“Full of Life” takes Pachelbel’s canon (you’ve heard it at every wedding) and turns it into a celebration of who Chris is: “Take my hand and forget that I am just another woman/Even though you see me, you’ll never let me be your boyfriend.” The first section ends with “Track 10” a slowly uncoiling 11-minute prog-rock/dub/trip-hop/pop odyssey. “Sweet lover of mine/Let’s go fucking … I am not so shy” he sings, asserting his identity. It’s like Funkadelic remixed by Tricky and transmitted off a Martian satellite — the perfect sound of paranoia.

Angels opens with another overture that features Mike Dean, Chris’ co-producer on the album, which cuts back to his mother. “Remember the time when your daughter was your son,” he sings on the intense “He’s Been Shining for Ever, Your Son.” The second part’s piano ballad, “Flowery Days,” is one of the opera’s best moments, finding Chris ruminating on what happens “When I die of love.” He seems to find what he’s questing for on “True Love,” a sexy duet with 070 Shake that features a shimmery, blipping pop backdrop. “Do you know how to love?” he sings in falsetto. “I’ll show you.” The act ends with “Aimer Puis Vivre” (in English, “Love Then Live”), one of the work’s rare songs in French, but that doesn’t matter so much since Chris’ yearning is universal. “I’ll go wherever my heart capsizes,” he sings in French, ending the act with tension.

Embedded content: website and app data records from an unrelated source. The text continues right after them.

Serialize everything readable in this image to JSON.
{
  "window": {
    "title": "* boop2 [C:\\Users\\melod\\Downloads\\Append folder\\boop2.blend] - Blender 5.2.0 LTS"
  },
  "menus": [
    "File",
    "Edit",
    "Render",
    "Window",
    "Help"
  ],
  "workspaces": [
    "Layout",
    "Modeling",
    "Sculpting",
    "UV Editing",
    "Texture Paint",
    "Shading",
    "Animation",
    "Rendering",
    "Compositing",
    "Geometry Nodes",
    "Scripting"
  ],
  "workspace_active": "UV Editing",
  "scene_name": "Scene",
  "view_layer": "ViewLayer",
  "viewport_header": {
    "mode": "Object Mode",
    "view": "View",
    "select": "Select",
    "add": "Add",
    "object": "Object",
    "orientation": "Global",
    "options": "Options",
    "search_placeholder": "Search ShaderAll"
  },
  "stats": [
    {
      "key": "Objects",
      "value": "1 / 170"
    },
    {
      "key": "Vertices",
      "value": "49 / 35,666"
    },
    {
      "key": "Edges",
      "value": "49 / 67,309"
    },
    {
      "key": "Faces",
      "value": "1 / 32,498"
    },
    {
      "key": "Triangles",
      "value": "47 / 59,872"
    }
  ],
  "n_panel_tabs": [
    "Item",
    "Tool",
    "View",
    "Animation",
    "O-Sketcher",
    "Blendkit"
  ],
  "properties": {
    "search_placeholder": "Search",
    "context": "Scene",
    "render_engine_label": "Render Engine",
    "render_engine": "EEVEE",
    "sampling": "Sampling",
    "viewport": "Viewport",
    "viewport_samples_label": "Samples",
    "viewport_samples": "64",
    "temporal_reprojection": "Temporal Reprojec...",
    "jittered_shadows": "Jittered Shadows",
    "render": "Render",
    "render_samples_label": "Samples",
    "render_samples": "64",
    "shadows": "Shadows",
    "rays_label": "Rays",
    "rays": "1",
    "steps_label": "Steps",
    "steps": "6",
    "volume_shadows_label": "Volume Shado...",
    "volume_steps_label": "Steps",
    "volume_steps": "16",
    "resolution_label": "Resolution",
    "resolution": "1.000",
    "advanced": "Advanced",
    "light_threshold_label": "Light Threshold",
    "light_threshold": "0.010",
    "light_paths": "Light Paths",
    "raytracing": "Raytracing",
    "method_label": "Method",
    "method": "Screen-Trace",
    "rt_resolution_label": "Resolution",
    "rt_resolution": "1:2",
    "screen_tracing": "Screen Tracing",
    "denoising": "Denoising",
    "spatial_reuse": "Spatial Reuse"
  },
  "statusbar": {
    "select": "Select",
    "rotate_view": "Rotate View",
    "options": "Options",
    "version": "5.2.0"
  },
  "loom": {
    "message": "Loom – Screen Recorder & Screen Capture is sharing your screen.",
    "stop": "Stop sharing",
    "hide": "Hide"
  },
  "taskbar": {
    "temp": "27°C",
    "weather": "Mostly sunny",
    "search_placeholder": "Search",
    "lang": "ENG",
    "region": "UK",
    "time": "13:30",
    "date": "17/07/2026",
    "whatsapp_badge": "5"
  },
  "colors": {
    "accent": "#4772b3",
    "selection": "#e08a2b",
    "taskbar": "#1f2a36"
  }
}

The final act opens gently with “Shine,” a soft, almost jazzy number. At this point in the story, Chris wonders “what makes [him] a human.” “We Have to Be Friends,” another one of the album’s best songs, spans new wave, R&B, and David Gilmour–esque guitar lines that recall The Wall, all in four minutes; it also contains a “Girlfriend”–like stuttered vocal hook, “Don’t you say no to me again/’Cause you know we have to be friends.” He finds his Tommy moment on “Lick the Light Out” and then finally finds what makes him human on the pensive “To Be Honest.” He completes his transition into a heavenly body on the slowly unfurling pop song “I Feel Like an Angel.”

The final track, “Big Eye” features a big beat and Chris’ most angelic vocals. “My love is my light,” he sings in falsetto, “My love is my soul.” At this point, he becomes unified with everything that has led him to this point in the last 90 minutes, realizing, “I am now your mother/I’ll carry you through the other side.” The song builds with more vocal harmonies and big guitars, and he wonders a cappella, “Were you saving me from the dark?” It’s a stunning catharsis, a moment of deliverance. While the lyrics throughout don’t always seem to conform to a plot the way a regular opera would, it’s a payoff on an emotional level.


The level of artistry throughout Paranoïa, Angels, True Love deserves its own recognition. Chris has said he sang only one vocal per song, fighting the urge to fix mistakes, but each performance sounds perfect. He also explores so many textures and styles of music throughout the album that it’s easy to get swept away. There are tracks that could (and should) be hit singles, but that’s not the point. Chris has whittled down the track list to a single disc “highlights” album, and while it contains some of the opera’s best songs, you need to experience the story from start to finish to feel the songs.

Releasing Paranoïa, Angels, True Love in all its grandeur is a bold move since attention spans for pop music couldn’t be shorter. But the album is a full statement and requires a time commitment to appreciate it. The people who are willing to give themselves (and their precious time) over to Chris’ beatification are the only ones who will begin to understand its divine mysteries. And then they’ll hit play on it again.